(MATERIAL PROVIDED begins)

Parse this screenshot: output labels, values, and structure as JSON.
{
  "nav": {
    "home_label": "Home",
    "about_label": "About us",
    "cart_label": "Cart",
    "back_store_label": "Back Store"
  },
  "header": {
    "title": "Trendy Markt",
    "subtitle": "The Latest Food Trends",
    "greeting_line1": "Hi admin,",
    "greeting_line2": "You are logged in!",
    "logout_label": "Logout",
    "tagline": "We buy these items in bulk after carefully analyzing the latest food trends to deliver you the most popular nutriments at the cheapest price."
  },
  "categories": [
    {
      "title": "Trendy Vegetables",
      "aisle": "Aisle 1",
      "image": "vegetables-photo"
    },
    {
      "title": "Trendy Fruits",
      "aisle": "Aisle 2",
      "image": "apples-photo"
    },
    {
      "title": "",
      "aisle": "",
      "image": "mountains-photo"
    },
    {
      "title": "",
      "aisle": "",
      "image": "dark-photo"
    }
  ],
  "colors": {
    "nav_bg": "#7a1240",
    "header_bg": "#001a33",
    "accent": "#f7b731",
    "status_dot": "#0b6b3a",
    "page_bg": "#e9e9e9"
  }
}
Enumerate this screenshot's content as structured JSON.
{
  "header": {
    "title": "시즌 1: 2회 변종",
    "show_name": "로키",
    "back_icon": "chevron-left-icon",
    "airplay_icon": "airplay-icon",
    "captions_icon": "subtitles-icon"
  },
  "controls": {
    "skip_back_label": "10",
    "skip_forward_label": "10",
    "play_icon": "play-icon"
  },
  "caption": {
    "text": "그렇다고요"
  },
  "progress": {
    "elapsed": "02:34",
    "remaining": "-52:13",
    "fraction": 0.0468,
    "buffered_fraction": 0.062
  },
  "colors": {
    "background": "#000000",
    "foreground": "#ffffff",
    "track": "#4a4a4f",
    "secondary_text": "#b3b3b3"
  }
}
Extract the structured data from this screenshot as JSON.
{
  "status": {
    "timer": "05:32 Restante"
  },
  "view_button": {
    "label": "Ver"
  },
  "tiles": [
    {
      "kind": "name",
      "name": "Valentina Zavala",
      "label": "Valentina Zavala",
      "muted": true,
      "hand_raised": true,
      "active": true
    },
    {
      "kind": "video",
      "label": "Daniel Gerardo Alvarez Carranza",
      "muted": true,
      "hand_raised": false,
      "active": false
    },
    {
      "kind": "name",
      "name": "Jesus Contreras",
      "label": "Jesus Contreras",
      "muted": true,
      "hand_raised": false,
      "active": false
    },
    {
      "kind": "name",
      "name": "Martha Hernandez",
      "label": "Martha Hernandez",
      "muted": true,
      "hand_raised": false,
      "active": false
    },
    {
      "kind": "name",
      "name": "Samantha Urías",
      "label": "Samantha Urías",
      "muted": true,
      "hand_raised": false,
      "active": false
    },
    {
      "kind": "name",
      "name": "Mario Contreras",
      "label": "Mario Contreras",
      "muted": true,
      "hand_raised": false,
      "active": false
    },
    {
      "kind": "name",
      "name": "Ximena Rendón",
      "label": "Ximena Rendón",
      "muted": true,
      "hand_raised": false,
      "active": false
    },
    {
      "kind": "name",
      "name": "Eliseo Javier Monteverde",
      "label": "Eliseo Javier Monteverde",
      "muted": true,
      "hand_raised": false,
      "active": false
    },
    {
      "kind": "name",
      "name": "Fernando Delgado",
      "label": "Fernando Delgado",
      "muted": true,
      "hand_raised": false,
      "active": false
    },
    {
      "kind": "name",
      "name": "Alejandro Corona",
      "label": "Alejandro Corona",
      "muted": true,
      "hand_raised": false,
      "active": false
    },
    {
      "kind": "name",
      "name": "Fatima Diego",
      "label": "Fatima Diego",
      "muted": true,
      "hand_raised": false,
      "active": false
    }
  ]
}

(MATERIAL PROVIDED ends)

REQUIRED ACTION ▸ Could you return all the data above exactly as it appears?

RESPONSE FOR THIS EXERCISE ▸
Parse this screenshot: output labels, values, and structure as JSON.
{
  "nav": {
    "home_label": "Home",
    "about_label": "About us",
    "cart_label": "Cart",
    "back_store_label": "Back Store"
  },
  "header": {
    "title": "Trendy Markt",
    "subtitle": "The Latest Food Trends",
    "greeting_line1": "Hi admin,",
    "greeting_line2": "You are logged in!",
    "logout_label": "Logout",
    "tagline": "We buy these items in bulk after carefully analyzing the latest food trends to deliver you the most popular nutriments at the cheapest price."
  },
  "categories": [
    {
      "title": "Trendy Vegetables",
      "aisle": "Aisle 1",
      "image": "vegetables-photo"
    },
    {
      "title": "Trendy Fruits",
      "aisle": "Aisle 2",
      "image": "apples-photo"
    },
    {
      "title": "",
      "aisle": "",
      "image": "mountains-photo"
    },
    {
      "title": "",
      "aisle": "",
      "image": "dark-photo"
    }
  ],
  "colors": {
    "nav_bg": "#7a1240",
    "header_bg": "#001a33",
    "accent": "#f7b731",
    "status_dot": "#0b6b3a",
    "page_bg": "#e9e9e9"
  }
}
Enumerate this screenshot's content as structured JSON.
{
  "header": {
    "title": "시즌 1: 2회 변종",
    "show_name": "로키",
    "back_icon": "chevron-left-icon",
    "airplay_icon": "airplay-icon",
    "captions_icon": "subtitles-icon"
  },
  "controls": {
    "skip_back_label": "10",
    "skip_forward_label": "10",
    "play_icon": "play-icon"
  },
  "caption": {
    "text": "그렇다고요"
  },
  "progress": {
    "elapsed": "02:34",
    "remaining": "-52:13",
    "fraction": 0.0468,
    "buffered_fraction": 0.062
  },
  "colors": {
    "background": "#000000",
    "foreground": "#ffffff",
    "track": "#4a4a4f",
    "secondary_text": "#b3b3b3"
  }
}
Extract the structured data from this screenshot as JSON.
{
  "status": {
    "timer": "05:32 Restante"
  },
  "view_button": {
    "label": "Ver"
  },
  "tiles": [
    {
      "kind": "name",
      "name": "Valentina Zavala",
      "label": "Valentina Zavala",
      "muted": true,
      "hand_raised": true,
      "active": true
    },
    {
      "kind": "video",
      "label": "Daniel Gerardo Alvarez Carranza",
      "muted": true,
      "hand_raised": false,
      "active": false
    },
    {
      "kind": "name",
      "name": "Jesus Contreras",
      "label": "Jesus Contreras",
      "muted": true,
      "hand_raised": false,
      "active": false
    },
    {
      "kind": "name",
      "name": "Martha Hernandez",
      "label": "Martha Hernandez",
      "muted": true,
      "hand_raised": false,
      "active": false
    },
    {
      "kind": "name",
      "name": "Samantha Urías",
      "label": "Samantha Urías",
      "muted": true,
      "hand_raised": false,
      "active": false
    },
    {
      "kind": "name",
      "name": "Mario Contreras",
      "label": "Mario Contreras",
      "muted": true,
      "hand_raised": false,
      "active": false
    },
    {
      "kind": "name",
      "name": "Ximena Rendón",
      "label": "Ximena Rendón",
      "muted": true,
      "hand_raised": false,
      "active": false
    },
    {
      "kind": "name",
      "name": "Eliseo Javier Monteverde",
      "label": "Eliseo Javier Monteverde",
      "muted": true,
      "hand_raised": false,
      "active": false
    },
    {
      "kind": "name",
      "name": "Fernando Delgado",
      "label": "Fernando Delgado",
      "muted": true,
      "hand_raised": false,
      "active": false
    },
    {
      "kind": "name",
      "name": "Alejandro Corona",
      "label": "Alejandro Corona",
      "muted": true,
      "hand_raised": false,
      "active": false
    },
    {
      "kind": "name",
      "name": "Fatima Diego",
      "label": "Fatima Diego",
      "muted": true,
      "hand_raised": false,
      "active": false
    }
  ]
}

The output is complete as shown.